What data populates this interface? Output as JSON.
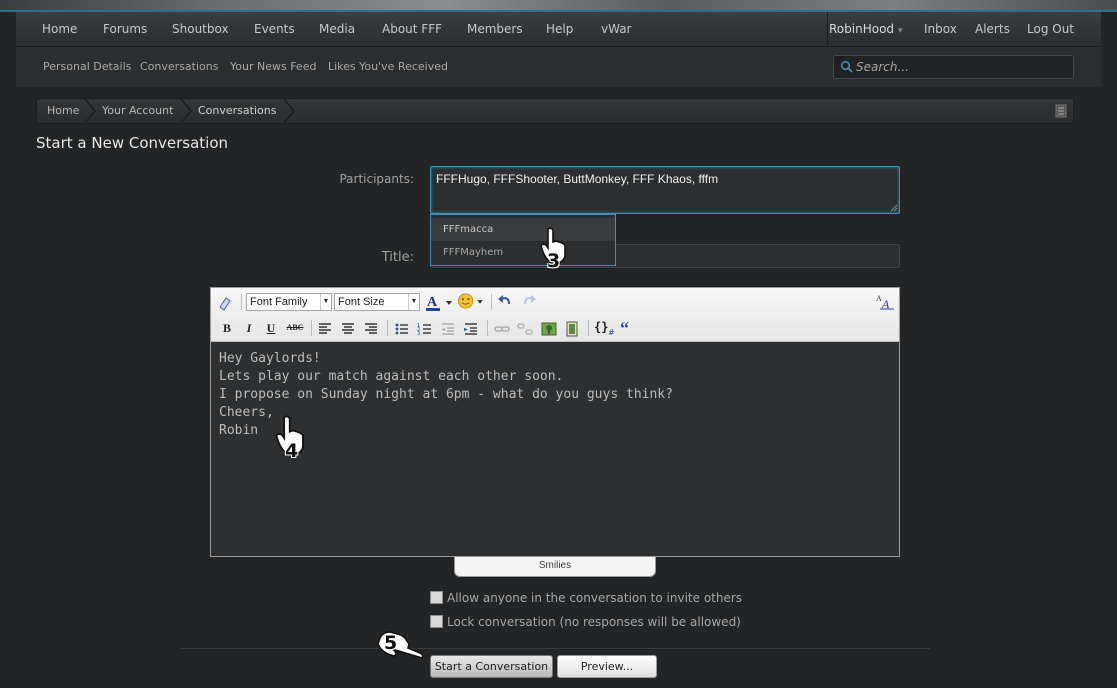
{
  "nav": {
    "items": [
      "Home",
      "Forums",
      "Shoutbox",
      "Events",
      "Media",
      "About FFF",
      "Members",
      "Help",
      "vWar"
    ],
    "user": "RobinHood",
    "right": [
      "Inbox",
      "Alerts",
      "Log Out"
    ]
  },
  "subnav": {
    "items": [
      "Personal Details",
      "Conversations",
      "Your News Feed",
      "Likes You've Received"
    ],
    "search_placeholder": "Search..."
  },
  "breadcrumb": [
    "Home",
    "Your Account",
    "Conversations"
  ],
  "page_title": "Start a New Conversation",
  "form": {
    "participants_label": "Participants:",
    "participants_value": "FFFHugo, FFFShooter, ButtMonkey, FFF Khaos, fffm",
    "suggestions": [
      "FFFmacca",
      "FFFMayhem"
    ],
    "title_label": "Title:",
    "title_value": ""
  },
  "editor": {
    "font_family": "Font Family",
    "font_size": "Font Size",
    "body_lines": [
      "Hey Gaylords!",
      "Lets play our match against each other soon.",
      "I propose on Sunday night at 6pm - what do you guys think?",
      "Cheers,",
      "Robin"
    ],
    "smilies_label": "Smilies"
  },
  "options": {
    "invite_label": "Allow anyone in the conversation to invite others",
    "lock_label": "Lock conversation (no responses will be allowed)"
  },
  "buttons": {
    "start": "Start a Conversation",
    "preview": "Preview..."
  },
  "annotations": [
    "3",
    "4",
    "5"
  ],
  "colors": {
    "accent": "#3f8fb6",
    "background": "#222426"
  }
}
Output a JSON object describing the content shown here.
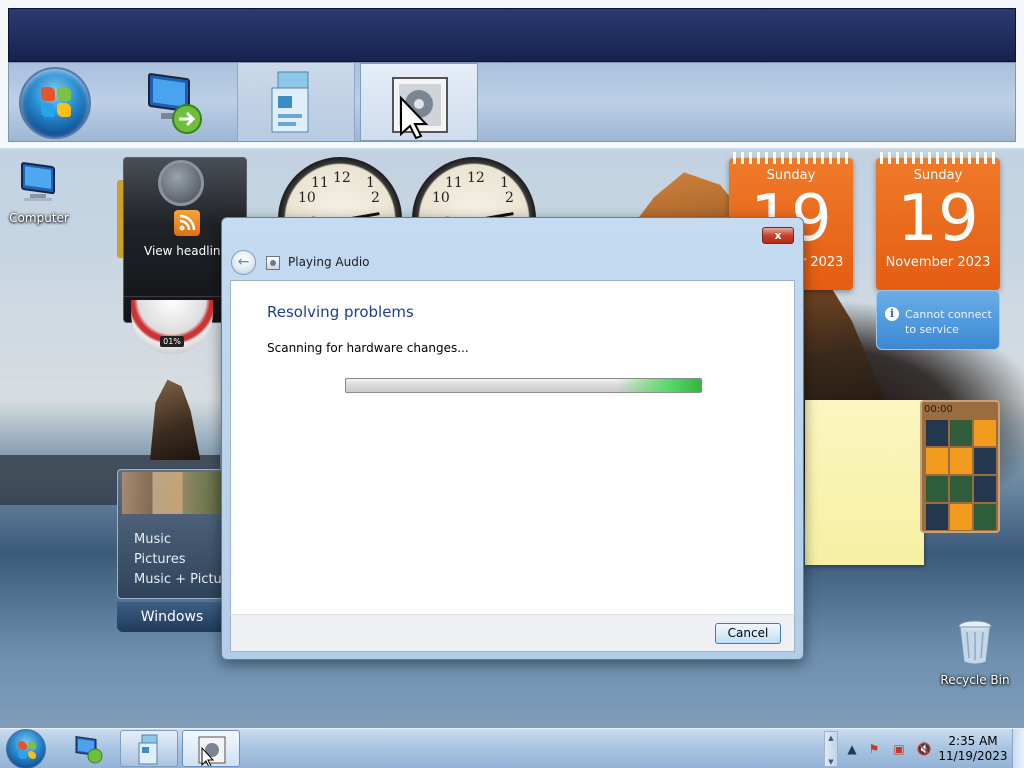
{
  "desktop": {
    "icons": {
      "computer": "Computer",
      "recycle_bin": "Recycle Bin"
    }
  },
  "gadgets": {
    "feed_label": "View headlines",
    "cpu_percent": "01%",
    "calendar": [
      {
        "day_of_week": "Sunday",
        "day": "19",
        "month_year": "November 2023"
      },
      {
        "day_of_week": "Sunday",
        "day": "19",
        "month_year": "November 2023"
      }
    ],
    "weather_message": "Cannot connect to service",
    "media_items": [
      "Music",
      "Pictures",
      "Music + Pictures"
    ],
    "media_brand": "Windows",
    "puzzle_time": "00:00"
  },
  "dialog": {
    "title": "Playing Audio",
    "close_label": "x",
    "heading": "Resolving problems",
    "status": "Scanning for hardware changes...",
    "progress_state": "indeterminate",
    "cancel_label": "Cancel"
  },
  "taskbar": {
    "time": "2:35 AM",
    "date": "11/19/2023",
    "tray_icons": [
      "action-center-error-icon",
      "network-error-icon",
      "volume-muted-icon"
    ]
  },
  "thumbnails": {
    "items": [
      "start-orb",
      "remote-desktop",
      "control-panel",
      "playing-audio"
    ]
  },
  "colors": {
    "calendar_orange": "#e35d12",
    "dialog_heading": "#1e3f8a",
    "progress_green": "#2fb540",
    "taskbar_blue": "#a8c3e0"
  }
}
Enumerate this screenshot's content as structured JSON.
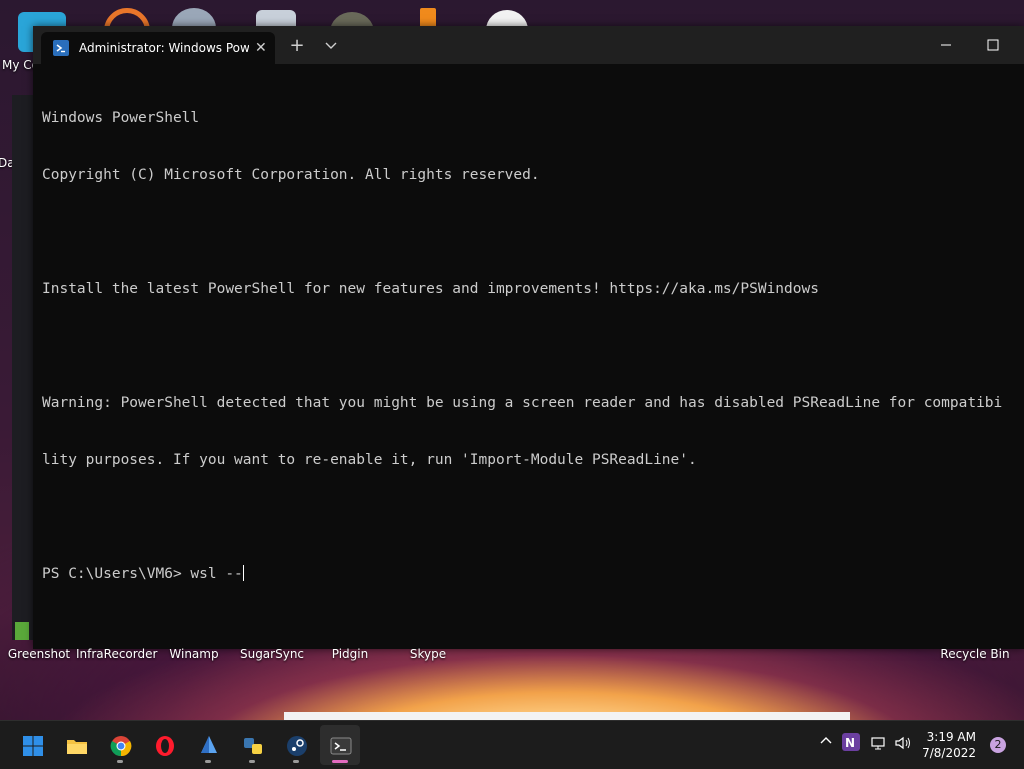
{
  "desktop": {
    "top_labels": [
      "My Co",
      "Da"
    ],
    "bottom_labels": [
      "Greenshot",
      "InfraRecorder",
      "Winamp",
      "SugarSync",
      "Pidgin",
      "Skype",
      "Recycle Bin"
    ]
  },
  "terminal": {
    "tab_title": "Administrator: Windows PowerS",
    "tab_close": "✕",
    "new_tab": "+",
    "dropdown": "⌄",
    "lines": [
      "Windows PowerShell",
      "Copyright (C) Microsoft Corporation. All rights reserved.",
      "",
      "Install the latest PowerShell for new features and improvements! https://aka.ms/PSWindows",
      "",
      "Warning: PowerShell detected that you might be using a screen reader and has disabled PSReadLine for compatibi",
      "lity purposes. If you want to re-enable it, run 'Import-Module PSReadLine'.",
      "",
      "PS C:\\Users\\VM6> wsl --"
    ]
  },
  "taskbar": {
    "apps": [
      "start",
      "file-explorer",
      "chrome",
      "opera",
      "unknown-app",
      "python-app",
      "steam",
      "terminal"
    ],
    "clock_time": "3:19 AM",
    "clock_date": "7/8/2022",
    "notification_count": "2",
    "colors": {
      "accent": "#e36bc0",
      "start_blue": "#2f8fe8"
    }
  }
}
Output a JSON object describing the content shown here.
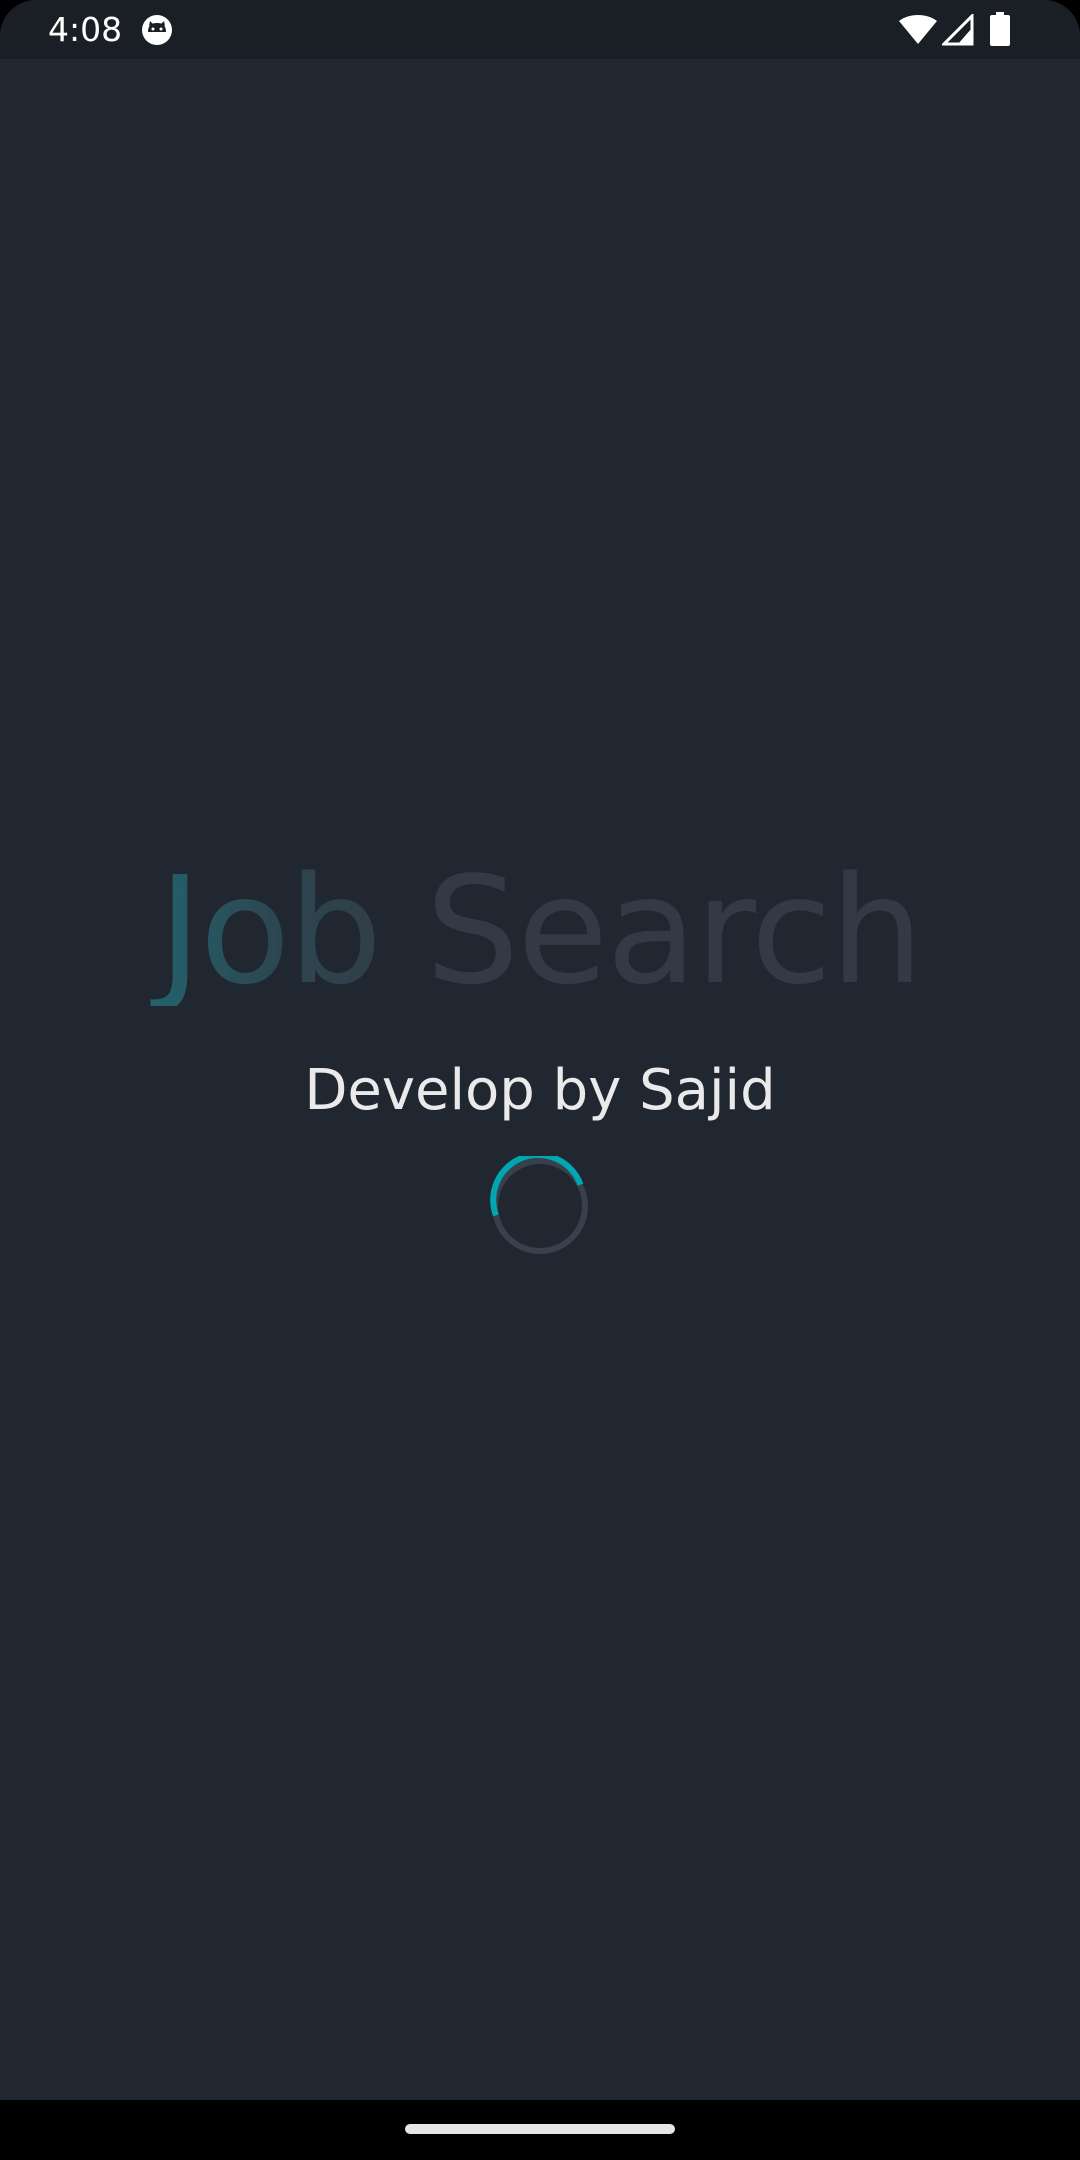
{
  "status_bar": {
    "time": "4:08",
    "app_icon": "android-cat-icon",
    "wifi_icon": "wifi-icon",
    "signal_icon": "cell-signal-icon",
    "battery_icon": "battery-icon"
  },
  "splash": {
    "title": "Job Search",
    "subtitle": "Develop by Sajid",
    "loading_indicator": "spinner-icon"
  },
  "colors": {
    "background": "#212731",
    "status_bar": "#1a1e25",
    "accent": "#00a7b3",
    "spinner_track": "#3a404b",
    "title_dim": "#343a45",
    "subtitle": "#eaeaea"
  }
}
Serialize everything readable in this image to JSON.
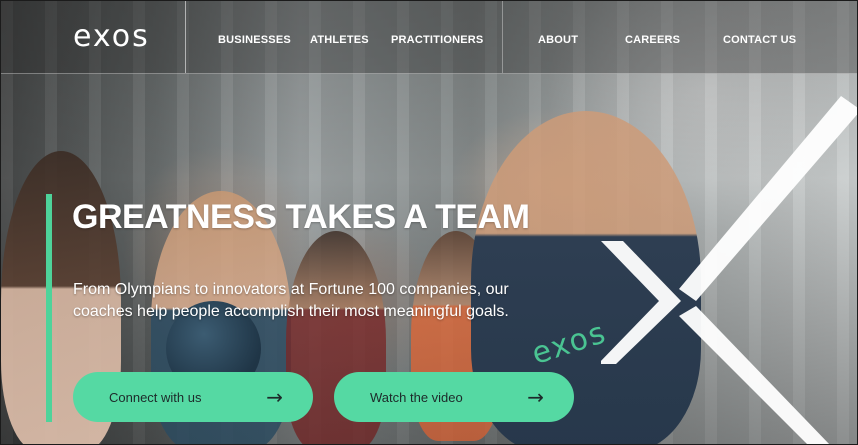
{
  "header": {
    "logo": "exos",
    "nav": [
      "BUSINESSES",
      "ATHLETES",
      "PRACTITIONERS",
      "ABOUT",
      "CAREERS",
      "CONTACT US"
    ]
  },
  "hero": {
    "headline": "GREATNESS TAKES A TEAM",
    "subtext": "From Olympians to innovators at Fortune 100 companies, our coaches help people accomplish their most meaningful goals.",
    "shirt_logo": "exos",
    "cta_primary": "Connect with us",
    "cta_secondary": "Watch the video",
    "arrow": "→"
  },
  "colors": {
    "accent": "#55d9a3",
    "accent_bar": "#4ed39a",
    "text_on_dark": "#ffffff"
  },
  "icons": {
    "arrow": "arrow-right-icon",
    "x_graphic": "x-mark-graphic"
  }
}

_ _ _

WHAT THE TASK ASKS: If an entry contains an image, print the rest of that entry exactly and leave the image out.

SOLUTION FOR THIS PROBLEM:
What data populates this interface? Output as JSON.
{
  "nav": {
    "items": [
      "Home",
      "Forums",
      "Shoutbox",
      "Events",
      "Media",
      "About FFF",
      "Members",
      "Help",
      "vWar"
    ],
    "user": "RobinHood",
    "right": [
      "Inbox",
      "Alerts",
      "Log Out"
    ]
  },
  "subnav": {
    "items": [
      "Personal Details",
      "Conversations",
      "Your News Feed",
      "Likes You've Received"
    ],
    "search_placeholder": "Search..."
  },
  "breadcrumb": [
    "Home",
    "Your Account",
    "Conversations"
  ],
  "page_title": "Start a New Conversation",
  "form": {
    "participants_label": "Participants:",
    "participants_value": "FFFHugo, FFFShooter, ButtMonkey, FFF Khaos, fffm",
    "suggestions": [
      "FFFmacca",
      "FFFMayhem"
    ],
    "title_label": "Title:",
    "title_value": ""
  },
  "editor": {
    "font_family": "Font Family",
    "font_size": "Font Size",
    "body_lines": [
      "Hey Gaylords!",
      "Lets play our match against each other soon.",
      "I propose on Sunday night at 6pm - what do you guys think?",
      "Cheers,",
      "Robin"
    ],
    "smilies_label": "Smilies"
  },
  "options": {
    "invite_label": "Allow anyone in the conversation to invite others",
    "lock_label": "Lock conversation (no responses will be allowed)"
  },
  "buttons": {
    "start": "Start a Conversation",
    "preview": "Preview..."
  },
  "annotations": [
    "3",
    "4",
    "5"
  ],
  "colors": {
    "accent": "#3f8fb6",
    "background": "#222426"
  }
}
Output a JSON object describing the content shown here.
{
  "desktop": {
    "icons": {
      "computer": "Computer",
      "recycle_bin": "Recycle Bin"
    }
  },
  "gadgets": {
    "feed_label": "View headlines",
    "cpu_percent": "01%",
    "calendar": [
      {
        "day_of_week": "Sunday",
        "day": "19",
        "month_year": "November 2023"
      },
      {
        "day_of_week": "Sunday",
        "day": "19",
        "month_year": "November 2023"
      }
    ],
    "weather_message": "Cannot connect to service",
    "media_items": [
      "Music",
      "Pictures",
      "Music + Pictures"
    ],
    "media_brand": "Windows",
    "puzzle_time": "00:00"
  },
  "dialog": {
    "title": "Playing Audio",
    "close_label": "x",
    "heading": "Resolving problems",
    "status": "Scanning for hardware changes...",
    "progress_state": "indeterminate",
    "cancel_label": "Cancel"
  },
  "taskbar": {
    "time": "2:35 AM",
    "date": "11/19/2023",
    "tray_icons": [
      "action-center-error-icon",
      "network-error-icon",
      "volume-muted-icon"
    ]
  },
  "thumbnails": {
    "items": [
      "start-orb",
      "remote-desktop",
      "control-panel",
      "playing-audio"
    ]
  },
  "colors": {
    "calendar_orange": "#e35d12",
    "dialog_heading": "#1e3f8a",
    "progress_green": "#2fb540",
    "taskbar_blue": "#a8c3e0"
  }
}
Enumerate this screenshot's content as structured JSON.
{
  "desktop": {
    "top_labels": [
      "My Co",
      "Da"
    ],
    "bottom_labels": [
      "Greenshot",
      "InfraRecorder",
      "Winamp",
      "SugarSync",
      "Pidgin",
      "Skype",
      "Recycle Bin"
    ]
  },
  "terminal": {
    "tab_title": "Administrator: Windows PowerS",
    "tab_close": "✕",
    "new_tab": "+",
    "dropdown": "⌄",
    "lines": [
      "Windows PowerShell",
      "Copyright (C) Microsoft Corporation. All rights reserved.",
      "",
      "Install the latest PowerShell for new features and improvements! https://aka.ms/PSWindows",
      "",
      "Warning: PowerShell detected that you might be using a screen reader and has disabled PSReadLine for compatibi",
      "lity purposes. If you want to re-enable it, run 'Import-Module PSReadLine'.",
      "",
      "PS C:\\Users\\VM6> wsl --"
    ]
  },
  "taskbar": {
    "apps": [
      "start",
      "file-explorer",
      "chrome",
      "opera",
      "unknown-app",
      "python-app",
      "steam",
      "terminal"
    ],
    "clock_time": "3:19 AM",
    "clock_date": "7/8/2022",
    "notification_count": "2",
    "colors": {
      "accent": "#e36bc0",
      "start_blue": "#2f8fe8"
    }
  }
}
Output a JSON object describing the content shown here.
{
  "status_bar": {
    "time": "4:08",
    "app_icon": "android-cat-icon",
    "wifi_icon": "wifi-icon",
    "signal_icon": "cell-signal-icon",
    "battery_icon": "battery-icon"
  },
  "splash": {
    "title": "Job Search",
    "subtitle": "Develop by Sajid",
    "loading_indicator": "spinner-icon"
  },
  "colors": {
    "background": "#212731",
    "status_bar": "#1a1e25",
    "accent": "#00a7b3",
    "spinner_track": "#3a404b",
    "title_dim": "#343a45",
    "subtitle": "#eaeaea"
  }
}
Serialize everything readable in this image to JSON.
{
  "header": {
    "logo": "exos",
    "nav": [
      "BUSINESSES",
      "ATHLETES",
      "PRACTITIONERS",
      "ABOUT",
      "CAREERS",
      "CONTACT US"
    ]
  },
  "hero": {
    "headline": "GREATNESS TAKES A TEAM",
    "subtext": "From Olympians to innovators at Fortune 100 companies, our coaches help people accomplish their most meaningful goals.",
    "shirt_logo": "exos",
    "cta_primary": "Connect with us",
    "cta_secondary": "Watch the video",
    "arrow": "→"
  },
  "colors": {
    "accent": "#55d9a3",
    "accent_bar": "#4ed39a",
    "text_on_dark": "#ffffff"
  },
  "icons": {
    "arrow": "arrow-right-icon",
    "x_graphic": "x-mark-graphic"
  }
}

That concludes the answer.